YOUR TASK: Using the records below, count the lines with "horned" in them. Give the number only.

*** Begin section ***

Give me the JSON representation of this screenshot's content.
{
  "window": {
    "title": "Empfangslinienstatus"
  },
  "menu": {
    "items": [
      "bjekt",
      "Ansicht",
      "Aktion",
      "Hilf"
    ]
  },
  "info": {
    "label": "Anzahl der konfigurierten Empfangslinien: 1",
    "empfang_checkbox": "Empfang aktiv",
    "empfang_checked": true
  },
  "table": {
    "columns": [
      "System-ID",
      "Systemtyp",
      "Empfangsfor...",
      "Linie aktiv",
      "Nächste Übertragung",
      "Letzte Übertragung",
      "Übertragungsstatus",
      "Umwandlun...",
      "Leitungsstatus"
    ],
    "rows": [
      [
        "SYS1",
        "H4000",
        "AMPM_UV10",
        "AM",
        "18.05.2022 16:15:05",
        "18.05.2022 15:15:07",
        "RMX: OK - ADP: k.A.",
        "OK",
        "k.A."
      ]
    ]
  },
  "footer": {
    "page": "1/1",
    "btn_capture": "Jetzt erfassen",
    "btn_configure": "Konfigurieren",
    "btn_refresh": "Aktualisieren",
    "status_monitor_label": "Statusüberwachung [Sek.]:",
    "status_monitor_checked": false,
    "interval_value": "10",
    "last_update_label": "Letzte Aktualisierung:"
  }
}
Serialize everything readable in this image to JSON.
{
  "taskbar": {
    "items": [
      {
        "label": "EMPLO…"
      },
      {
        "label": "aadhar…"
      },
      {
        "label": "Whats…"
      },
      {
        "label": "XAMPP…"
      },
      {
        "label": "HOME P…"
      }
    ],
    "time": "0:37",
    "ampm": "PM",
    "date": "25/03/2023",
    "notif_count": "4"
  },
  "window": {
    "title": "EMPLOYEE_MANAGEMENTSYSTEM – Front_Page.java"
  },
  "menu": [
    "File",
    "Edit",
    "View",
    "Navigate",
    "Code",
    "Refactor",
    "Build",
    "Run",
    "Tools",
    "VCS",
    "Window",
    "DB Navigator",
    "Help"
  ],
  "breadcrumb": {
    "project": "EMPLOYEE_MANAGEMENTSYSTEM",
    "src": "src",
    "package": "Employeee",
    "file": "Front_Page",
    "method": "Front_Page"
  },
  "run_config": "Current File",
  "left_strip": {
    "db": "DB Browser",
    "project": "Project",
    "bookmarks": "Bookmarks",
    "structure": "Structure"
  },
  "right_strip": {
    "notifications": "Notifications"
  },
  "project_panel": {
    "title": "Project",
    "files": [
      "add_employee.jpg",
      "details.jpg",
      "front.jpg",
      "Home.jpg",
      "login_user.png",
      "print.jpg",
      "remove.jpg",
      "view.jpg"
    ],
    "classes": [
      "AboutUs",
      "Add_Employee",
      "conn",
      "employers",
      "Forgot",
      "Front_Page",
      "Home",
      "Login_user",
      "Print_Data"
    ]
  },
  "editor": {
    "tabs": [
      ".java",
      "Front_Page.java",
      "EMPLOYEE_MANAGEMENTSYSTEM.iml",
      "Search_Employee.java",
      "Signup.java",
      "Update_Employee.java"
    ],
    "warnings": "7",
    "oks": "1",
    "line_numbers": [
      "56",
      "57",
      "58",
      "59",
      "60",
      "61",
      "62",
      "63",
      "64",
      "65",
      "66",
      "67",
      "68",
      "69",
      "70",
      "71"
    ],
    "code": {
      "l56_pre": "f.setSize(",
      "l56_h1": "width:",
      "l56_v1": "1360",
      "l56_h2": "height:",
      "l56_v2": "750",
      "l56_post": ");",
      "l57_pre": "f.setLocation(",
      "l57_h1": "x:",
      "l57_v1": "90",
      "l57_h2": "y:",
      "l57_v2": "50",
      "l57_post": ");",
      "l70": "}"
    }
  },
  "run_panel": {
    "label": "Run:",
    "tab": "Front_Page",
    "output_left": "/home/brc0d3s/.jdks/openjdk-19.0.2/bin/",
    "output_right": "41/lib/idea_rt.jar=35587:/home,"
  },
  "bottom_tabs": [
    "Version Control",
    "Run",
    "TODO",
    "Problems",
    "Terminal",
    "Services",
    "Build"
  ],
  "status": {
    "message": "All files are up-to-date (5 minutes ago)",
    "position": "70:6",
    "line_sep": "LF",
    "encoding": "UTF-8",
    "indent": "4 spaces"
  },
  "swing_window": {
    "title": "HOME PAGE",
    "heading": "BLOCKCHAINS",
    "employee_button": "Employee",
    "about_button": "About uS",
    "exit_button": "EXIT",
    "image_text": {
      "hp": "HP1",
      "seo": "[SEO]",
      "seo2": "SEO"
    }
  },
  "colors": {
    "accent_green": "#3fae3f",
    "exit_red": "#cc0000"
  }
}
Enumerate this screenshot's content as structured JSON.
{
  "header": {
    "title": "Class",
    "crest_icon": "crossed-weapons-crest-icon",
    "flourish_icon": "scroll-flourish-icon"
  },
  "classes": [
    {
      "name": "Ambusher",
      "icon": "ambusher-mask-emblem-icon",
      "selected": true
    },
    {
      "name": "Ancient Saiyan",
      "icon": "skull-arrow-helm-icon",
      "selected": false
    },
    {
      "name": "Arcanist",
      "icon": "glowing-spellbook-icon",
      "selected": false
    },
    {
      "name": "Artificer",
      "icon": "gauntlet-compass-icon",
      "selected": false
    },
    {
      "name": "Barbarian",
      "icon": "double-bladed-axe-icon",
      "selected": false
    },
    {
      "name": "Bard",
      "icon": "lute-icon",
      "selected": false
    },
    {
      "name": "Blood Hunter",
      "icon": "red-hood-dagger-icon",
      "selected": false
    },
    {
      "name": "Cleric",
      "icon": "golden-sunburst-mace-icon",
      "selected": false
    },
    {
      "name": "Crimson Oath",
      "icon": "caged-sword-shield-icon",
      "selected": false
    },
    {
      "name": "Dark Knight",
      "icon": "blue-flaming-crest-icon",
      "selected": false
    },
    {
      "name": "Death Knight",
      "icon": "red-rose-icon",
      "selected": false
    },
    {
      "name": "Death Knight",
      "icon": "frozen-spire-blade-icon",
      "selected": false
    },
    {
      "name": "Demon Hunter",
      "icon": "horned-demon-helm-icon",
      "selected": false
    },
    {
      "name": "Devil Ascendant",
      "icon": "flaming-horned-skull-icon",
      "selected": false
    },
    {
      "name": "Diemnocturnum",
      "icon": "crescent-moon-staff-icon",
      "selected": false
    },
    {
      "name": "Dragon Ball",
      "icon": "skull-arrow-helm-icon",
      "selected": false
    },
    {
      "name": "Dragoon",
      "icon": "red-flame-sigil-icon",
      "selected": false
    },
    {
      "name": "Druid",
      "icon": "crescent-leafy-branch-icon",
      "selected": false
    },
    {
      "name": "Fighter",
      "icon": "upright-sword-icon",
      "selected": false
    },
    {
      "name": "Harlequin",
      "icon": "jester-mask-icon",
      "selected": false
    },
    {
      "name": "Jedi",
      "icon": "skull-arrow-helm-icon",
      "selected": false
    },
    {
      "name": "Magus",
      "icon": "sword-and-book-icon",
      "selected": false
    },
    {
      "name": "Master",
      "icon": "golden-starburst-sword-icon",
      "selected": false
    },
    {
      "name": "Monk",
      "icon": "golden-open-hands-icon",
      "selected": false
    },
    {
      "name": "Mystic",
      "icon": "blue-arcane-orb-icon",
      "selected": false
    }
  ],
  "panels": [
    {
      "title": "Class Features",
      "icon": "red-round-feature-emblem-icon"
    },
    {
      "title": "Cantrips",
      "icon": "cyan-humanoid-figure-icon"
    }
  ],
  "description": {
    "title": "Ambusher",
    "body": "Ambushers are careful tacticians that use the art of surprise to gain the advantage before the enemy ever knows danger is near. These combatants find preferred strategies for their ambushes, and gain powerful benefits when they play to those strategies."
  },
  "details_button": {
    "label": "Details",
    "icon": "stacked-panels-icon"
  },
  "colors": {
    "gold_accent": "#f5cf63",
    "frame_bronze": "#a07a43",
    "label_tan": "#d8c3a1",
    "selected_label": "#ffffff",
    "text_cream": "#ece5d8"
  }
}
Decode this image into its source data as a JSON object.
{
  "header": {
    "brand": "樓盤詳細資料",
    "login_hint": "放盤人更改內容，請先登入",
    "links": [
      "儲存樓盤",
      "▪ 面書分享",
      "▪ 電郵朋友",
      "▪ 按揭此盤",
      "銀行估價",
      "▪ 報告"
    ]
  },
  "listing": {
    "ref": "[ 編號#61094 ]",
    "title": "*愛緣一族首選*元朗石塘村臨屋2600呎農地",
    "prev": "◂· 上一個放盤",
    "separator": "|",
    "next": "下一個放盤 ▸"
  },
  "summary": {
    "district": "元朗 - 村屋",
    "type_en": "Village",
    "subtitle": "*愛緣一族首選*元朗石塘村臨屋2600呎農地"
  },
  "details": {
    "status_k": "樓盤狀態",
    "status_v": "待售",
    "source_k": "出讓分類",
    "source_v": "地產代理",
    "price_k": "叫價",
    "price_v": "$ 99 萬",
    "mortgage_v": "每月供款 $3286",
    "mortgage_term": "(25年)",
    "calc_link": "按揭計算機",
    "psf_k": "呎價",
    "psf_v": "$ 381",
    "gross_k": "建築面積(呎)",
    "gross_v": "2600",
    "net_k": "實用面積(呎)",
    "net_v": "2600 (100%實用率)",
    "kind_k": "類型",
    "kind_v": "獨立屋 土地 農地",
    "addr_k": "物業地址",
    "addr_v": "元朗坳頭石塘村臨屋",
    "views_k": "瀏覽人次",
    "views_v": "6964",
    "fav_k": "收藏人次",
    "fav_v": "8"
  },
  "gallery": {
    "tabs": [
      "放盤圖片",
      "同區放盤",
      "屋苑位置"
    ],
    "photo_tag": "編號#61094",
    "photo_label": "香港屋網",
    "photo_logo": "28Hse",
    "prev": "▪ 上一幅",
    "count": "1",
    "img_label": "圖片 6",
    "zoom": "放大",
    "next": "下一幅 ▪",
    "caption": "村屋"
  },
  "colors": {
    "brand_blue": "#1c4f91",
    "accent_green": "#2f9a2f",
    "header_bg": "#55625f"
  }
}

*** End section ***

TASK SOLUTION: 2